Daily Management Review

According To S&P, China's Fiscal Stimulus Is Becoming Less Effective


According To S&P, China's Fiscal Stimulus Is Becoming Less Effective
According to a research released on Thursday by senior analyst Yunbang Xu of S&P Global Ratings, China's fiscal stimulus is becoming less successful and is primarily being used as a means of buying time for its industrial and consumption programmes.
The fiscal boost was measured by the analysis using growth in government spending.
Fiscal stimulus, according to Xu, is a buy-time tactic with potential longer-term advantages if projects are concentrated on boosting consumption or upgrading industries to provide more value-added.
China's GDP growth target for this year is estimated to be approximately 5%, which many observers have deemed unrealistic considering the extent of the announced stimulus.
China will "strengthen macroeconomic policies" and improve coordination across fiscal, monetary, employment, industry, and regional policies, according to the chairman of the country's main economic planning agency's statement from March.
Regardless of whether a city is categorised as a high- or low-income region, high debt levels restrict the amount of fiscal stimulus a local government may implement, according to the S&P assessment.
According to the paper, public debt as a percentage of GDP can vary from approximately 20% in Shenzhen, a wealthy city, to 140% in Bazhong, a much smaller, impoverished city located in the southwest of Sichuan province.

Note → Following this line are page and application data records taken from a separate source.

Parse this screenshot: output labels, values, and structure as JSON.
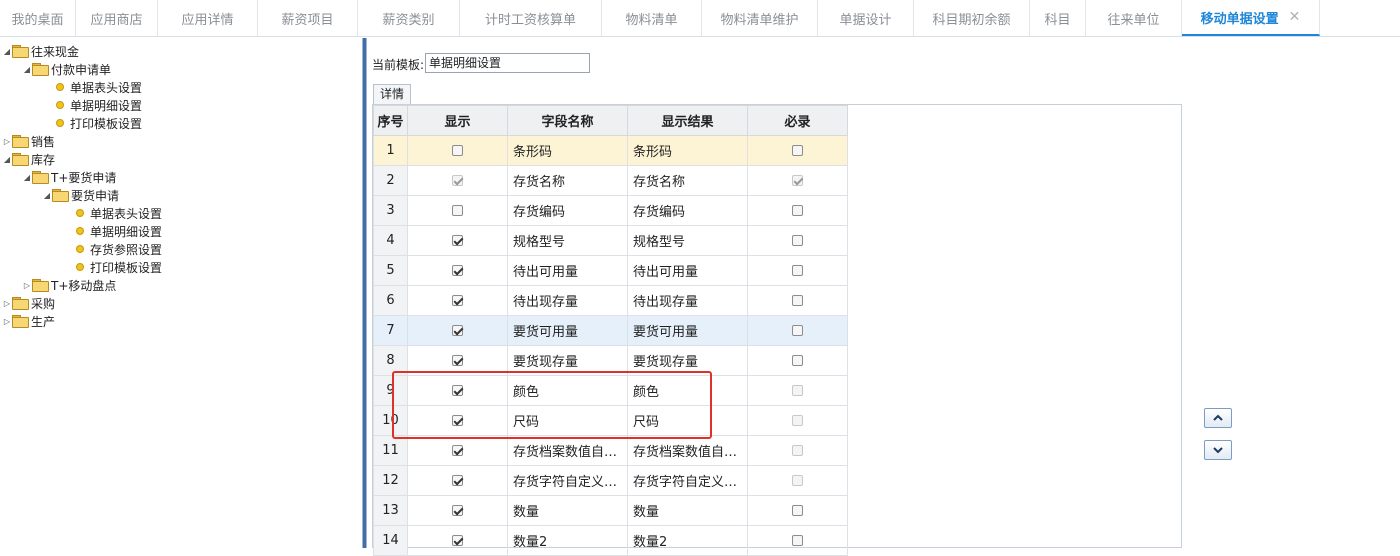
{
  "tabs": [
    {
      "label": "我的桌面",
      "active": false
    },
    {
      "label": "应用商店",
      "active": false
    },
    {
      "label": "应用详情",
      "active": false
    },
    {
      "label": "薪资项目",
      "active": false
    },
    {
      "label": "薪资类别",
      "active": false
    },
    {
      "label": "计时工资核算单",
      "active": false
    },
    {
      "label": "物料清单",
      "active": false
    },
    {
      "label": "物料清单维护",
      "active": false
    },
    {
      "label": "单据设计",
      "active": false
    },
    {
      "label": "科目期初余额",
      "active": false
    },
    {
      "label": "科目",
      "active": false
    },
    {
      "label": "往来单位",
      "active": false
    },
    {
      "label": "移动单据设置",
      "active": true
    }
  ],
  "tree": [
    {
      "label": "往来现金",
      "type": "folder",
      "level": 0,
      "expanded": true
    },
    {
      "label": "付款申请单",
      "type": "folder",
      "level": 1,
      "expanded": true
    },
    {
      "label": "单据表头设置",
      "type": "leaf",
      "level": 2
    },
    {
      "label": "单据明细设置",
      "type": "leaf",
      "level": 2
    },
    {
      "label": "打印模板设置",
      "type": "leaf",
      "level": 2
    },
    {
      "label": "销售",
      "type": "folder",
      "level": 0,
      "expanded": false
    },
    {
      "label": "库存",
      "type": "folder",
      "level": 0,
      "expanded": true
    },
    {
      "label": "T+要货申请",
      "type": "folder",
      "level": 1,
      "expanded": true
    },
    {
      "label": "要货申请",
      "type": "folder",
      "level": 2,
      "expanded": true
    },
    {
      "label": "单据表头设置",
      "type": "leaf",
      "level": 3
    },
    {
      "label": "单据明细设置",
      "type": "leaf",
      "level": 3
    },
    {
      "label": "存货参照设置",
      "type": "leaf",
      "level": 3
    },
    {
      "label": "打印模板设置",
      "type": "leaf",
      "level": 3
    },
    {
      "label": "T+移动盘点",
      "type": "folder",
      "level": 1,
      "expanded": false
    },
    {
      "label": "采购",
      "type": "folder",
      "level": 0,
      "expanded": false
    },
    {
      "label": "生产",
      "type": "folder",
      "level": 0,
      "expanded": false
    }
  ],
  "template": {
    "label": "当前模板:",
    "value": "单据明细设置"
  },
  "subtab": "详情",
  "table": {
    "headers": [
      "序号",
      "显示",
      "字段名称",
      "显示结果",
      "必录"
    ],
    "rows": [
      {
        "no": "1",
        "show": false,
        "show_disabled": false,
        "name": "条形码",
        "result": "条形码",
        "req": false,
        "req_disabled": false
      },
      {
        "no": "2",
        "show": true,
        "show_disabled": true,
        "name": "存货名称",
        "result": "存货名称",
        "req": true,
        "req_disabled": true
      },
      {
        "no": "3",
        "show": false,
        "show_disabled": false,
        "name": "存货编码",
        "result": "存货编码",
        "req": false,
        "req_disabled": false
      },
      {
        "no": "4",
        "show": true,
        "show_disabled": false,
        "name": "规格型号",
        "result": "规格型号",
        "req": false,
        "req_disabled": false
      },
      {
        "no": "5",
        "show": true,
        "show_disabled": false,
        "name": "待出可用量",
        "result": "待出可用量",
        "req": false,
        "req_disabled": false
      },
      {
        "no": "6",
        "show": true,
        "show_disabled": false,
        "name": "待出现存量",
        "result": "待出现存量",
        "req": false,
        "req_disabled": false
      },
      {
        "no": "7",
        "show": true,
        "show_disabled": false,
        "name": "要货可用量",
        "result": "要货可用量",
        "req": false,
        "req_disabled": false
      },
      {
        "no": "8",
        "show": true,
        "show_disabled": false,
        "name": "要货现存量",
        "result": "要货现存量",
        "req": false,
        "req_disabled": false
      },
      {
        "no": "9",
        "show": true,
        "show_disabled": false,
        "name": "颜色",
        "result": "颜色",
        "req": false,
        "req_disabled": true
      },
      {
        "no": "10",
        "show": true,
        "show_disabled": false,
        "name": "尺码",
        "result": "尺码",
        "req": false,
        "req_disabled": true
      },
      {
        "no": "11",
        "show": true,
        "show_disabled": false,
        "name": "存货档案数值自…",
        "result": "存货档案数值自…",
        "req": false,
        "req_disabled": true
      },
      {
        "no": "12",
        "show": true,
        "show_disabled": false,
        "name": "存货字符自定义…",
        "result": "存货字符自定义…",
        "req": false,
        "req_disabled": true
      },
      {
        "no": "13",
        "show": true,
        "show_disabled": false,
        "name": "数量",
        "result": "数量",
        "req": false,
        "req_disabled": false
      },
      {
        "no": "14",
        "show": true,
        "show_disabled": false,
        "name": "数量2",
        "result": "数量2",
        "req": false,
        "req_disabled": false
      }
    ],
    "highlight_yellow_row": 0,
    "highlight_blue_row": 6
  },
  "icons": {
    "tab_close": "close-icon",
    "move_up": "chevron-up-icon",
    "move_down": "chevron-down-icon"
  },
  "colors": {
    "accent": "#1f86d8",
    "annotation": "#e0302a",
    "row_selected": "#fdf4d5",
    "row_hover": "#e6f0fb"
  }
}
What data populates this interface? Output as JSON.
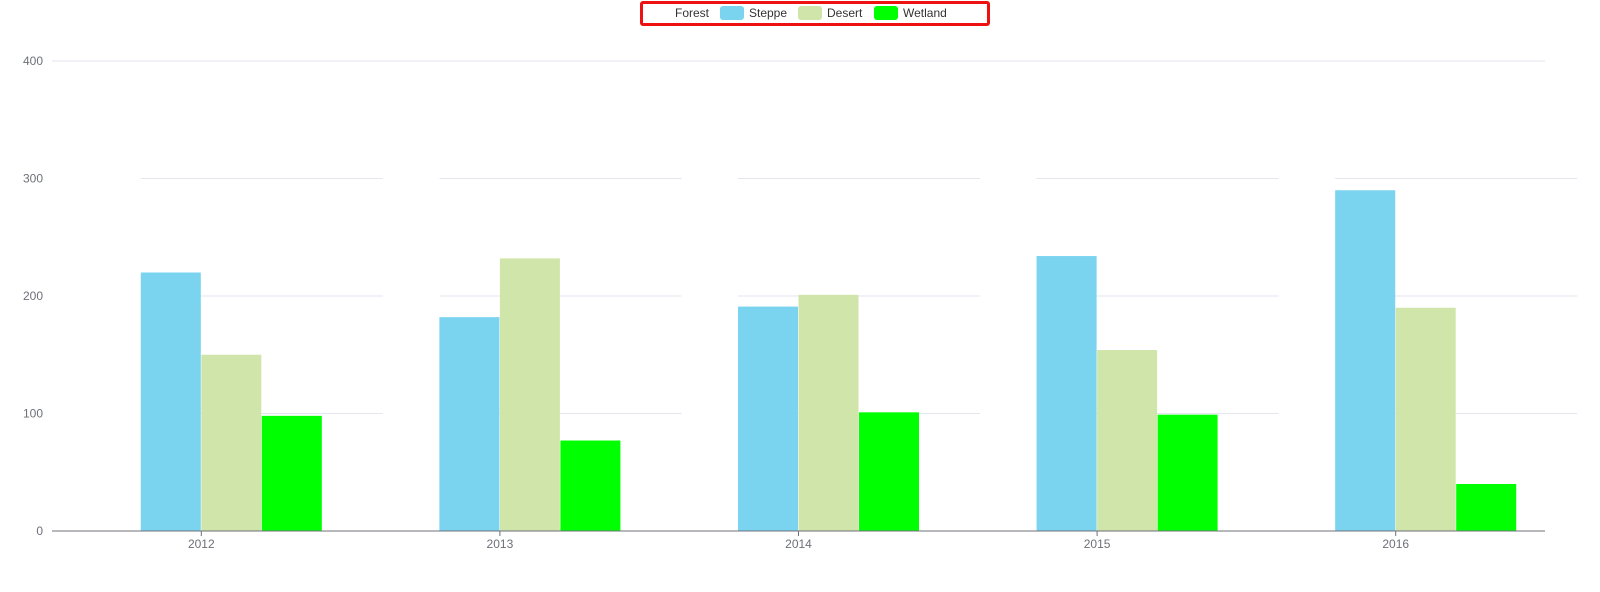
{
  "chart_data": {
    "type": "bar",
    "categories": [
      "2012",
      "2013",
      "2014",
      "2015",
      "2016"
    ],
    "series": [
      {
        "name": "Forest",
        "values": [
          null,
          null,
          null,
          null,
          null
        ],
        "color": "#4a6ee0",
        "hidden": true
      },
      {
        "name": "Steppe",
        "values": [
          220,
          182,
          191,
          234,
          290
        ],
        "color": "#7ad3ef"
      },
      {
        "name": "Desert",
        "values": [
          150,
          232,
          201,
          154,
          190
        ],
        "color": "#cfe5aa"
      },
      {
        "name": "Wetland",
        "values": [
          98,
          77,
          101,
          99,
          40
        ],
        "color": "#00ff00"
      }
    ],
    "ylim": [
      0,
      400
    ],
    "yticks": [
      0,
      100,
      200,
      300,
      400
    ],
    "grid": true,
    "legend_position": "top-center",
    "legend_highlight_color": "#ee1111"
  }
}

“Given fiscal constraints and diminishing effectiveness, we expect local governments will focus on reducing red tape and taking other measures to improve business environments and support long-term growth and living standards,” S&P’s Xu said.
“Investment is less effective amid [the] drastic property sector slowdown,” Xu added.
Official data issued this week indicates that fixed asset investment for the year increased in March compared to the first two months of the year, mostly due to an acceleration of investment in manufacturing. Investment in real estate fell even more, while infrastructure investment delayed growth.
Earlier in the year, the Chinese government revealed intentions to boost domestic demand through consumer product trade-ins and equipment improvements, along with other incentives and subsidies. Official estimates state that the measures will result in yearly equipment spending of well over 5 trillion yuan ($704.23 billion).
Last week, officials assured reporters that the central government would financially "strongly support" these enhancements.
According to S&P, statistics from 2020 to 2022 showed that fiscal stimulus programmes implemented by local governments had, on average, been larger and more successful in wealthier cities.
“Higher-income cities have a lead because they are less vulnerable to declines in property markets, have stronger industrial bases, and their consumption is more resilient in downturns,” Xu said in the report. “Industry, consumption and investment will remain the key growth drivers going forward.”
“Higher-tech sectors will continue to drive China’s industrial upgrade and anchor long-term economic growth,” Xu said. “That said, overcapacity in some sectors could spark price pain in the near term.”